Page and application data records
[Start of section]

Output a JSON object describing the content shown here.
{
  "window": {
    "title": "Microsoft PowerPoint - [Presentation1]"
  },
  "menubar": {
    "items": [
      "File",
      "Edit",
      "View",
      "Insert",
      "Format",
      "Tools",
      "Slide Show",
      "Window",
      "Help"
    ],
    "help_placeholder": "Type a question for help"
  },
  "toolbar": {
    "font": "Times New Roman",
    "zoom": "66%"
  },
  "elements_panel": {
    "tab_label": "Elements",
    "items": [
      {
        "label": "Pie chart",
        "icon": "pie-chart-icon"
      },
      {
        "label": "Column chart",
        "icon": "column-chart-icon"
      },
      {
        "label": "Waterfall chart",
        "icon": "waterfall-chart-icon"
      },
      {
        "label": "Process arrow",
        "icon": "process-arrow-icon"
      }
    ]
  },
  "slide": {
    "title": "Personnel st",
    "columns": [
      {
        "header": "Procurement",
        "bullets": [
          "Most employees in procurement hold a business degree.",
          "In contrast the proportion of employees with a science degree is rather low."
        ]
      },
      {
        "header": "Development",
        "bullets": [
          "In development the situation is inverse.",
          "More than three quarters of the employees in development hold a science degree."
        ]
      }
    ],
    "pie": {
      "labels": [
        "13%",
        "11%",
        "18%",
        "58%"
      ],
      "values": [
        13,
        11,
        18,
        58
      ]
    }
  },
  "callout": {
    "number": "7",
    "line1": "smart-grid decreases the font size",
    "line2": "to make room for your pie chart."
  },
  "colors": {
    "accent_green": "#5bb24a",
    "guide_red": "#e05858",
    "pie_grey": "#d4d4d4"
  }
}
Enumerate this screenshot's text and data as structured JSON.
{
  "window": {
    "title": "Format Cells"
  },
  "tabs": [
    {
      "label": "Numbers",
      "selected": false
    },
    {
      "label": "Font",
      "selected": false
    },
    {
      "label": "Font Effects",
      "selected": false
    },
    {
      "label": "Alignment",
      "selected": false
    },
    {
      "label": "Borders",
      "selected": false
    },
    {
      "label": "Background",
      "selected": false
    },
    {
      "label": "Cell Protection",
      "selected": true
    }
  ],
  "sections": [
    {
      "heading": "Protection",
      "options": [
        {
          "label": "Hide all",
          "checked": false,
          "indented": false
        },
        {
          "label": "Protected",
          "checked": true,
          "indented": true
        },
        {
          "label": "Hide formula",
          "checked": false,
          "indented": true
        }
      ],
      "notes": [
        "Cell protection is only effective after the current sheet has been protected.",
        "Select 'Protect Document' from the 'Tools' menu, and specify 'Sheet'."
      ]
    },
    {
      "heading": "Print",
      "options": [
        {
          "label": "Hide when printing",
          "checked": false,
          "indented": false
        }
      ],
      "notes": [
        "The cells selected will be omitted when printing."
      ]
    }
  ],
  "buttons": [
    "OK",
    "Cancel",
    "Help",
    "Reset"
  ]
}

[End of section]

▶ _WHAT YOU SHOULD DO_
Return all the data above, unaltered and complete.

▶ _WRITTEN RESPONSE_
Output a JSON object describing the content shown here.
{
  "window": {
    "title": "Microsoft PowerPoint - [Presentation1]"
  },
  "menubar": {
    "items": [
      "File",
      "Edit",
      "View",
      "Insert",
      "Format",
      "Tools",
      "Slide Show",
      "Window",
      "Help"
    ],
    "help_placeholder": "Type a question for help"
  },
  "toolbar": {
    "font": "Times New Roman",
    "zoom": "66%"
  },
  "elements_panel": {
    "tab_label": "Elements",
    "items": [
      {
        "label": "Pie chart",
        "icon": "pie-chart-icon"
      },
      {
        "label": "Column chart",
        "icon": "column-chart-icon"
      },
      {
        "label": "Waterfall chart",
        "icon": "waterfall-chart-icon"
      },
      {
        "label": "Process arrow",
        "icon": "process-arrow-icon"
      }
    ]
  },
  "slide": {
    "title": "Personnel st",
    "columns": [
      {
        "header": "Procurement",
        "bullets": [
          "Most employees in procurement hold a business degree.",
          "In contrast the proportion of employees with a science degree is rather low."
        ]
      },
      {
        "header": "Development",
        "bullets": [
          "In development the situation is inverse.",
          "More than three quarters of the employees in development hold a science degree."
        ]
      }
    ],
    "pie": {
      "labels": [
        "13%",
        "11%",
        "18%",
        "58%"
      ],
      "values": [
        13,
        11,
        18,
        58
      ]
    }
  },
  "callout": {
    "number": "7",
    "line1": "smart-grid decreases the font size",
    "line2": "to make room for your pie chart."
  },
  "colors": {
    "accent_green": "#5bb24a",
    "guide_red": "#e05858",
    "pie_grey": "#d4d4d4"
  }
}
Enumerate this screenshot's text and data as structured JSON.
{
  "window": {
    "title": "Format Cells"
  },
  "tabs": [
    {
      "label": "Numbers",
      "selected": false
    },
    {
      "label": "Font",
      "selected": false
    },
    {
      "label": "Font Effects",
      "selected": false
    },
    {
      "label": "Alignment",
      "selected": false
    },
    {
      "label": "Borders",
      "selected": false
    },
    {
      "label": "Background",
      "selected": false
    },
    {
      "label": "Cell Protection",
      "selected": true
    }
  ],
  "sections": [
    {
      "heading": "Protection",
      "options": [
        {
          "label": "Hide all",
          "checked": false,
          "indented": false
        },
        {
          "label": "Protected",
          "checked": true,
          "indented": true
        },
        {
          "label": "Hide formula",
          "checked": false,
          "indented": true
        }
      ],
      "notes": [
        "Cell protection is only effective after the current sheet has been protected.",
        "Select 'Protect Document' from the 'Tools' menu, and specify 'Sheet'."
      ]
    },
    {
      "heading": "Print",
      "options": [
        {
          "label": "Hide when printing",
          "checked": false,
          "indented": false
        }
      ],
      "notes": [
        "The cells selected will be omitted when printing."
      ]
    }
  ],
  "buttons": [
    "OK",
    "Cancel",
    "Help",
    "Reset"
  ]
}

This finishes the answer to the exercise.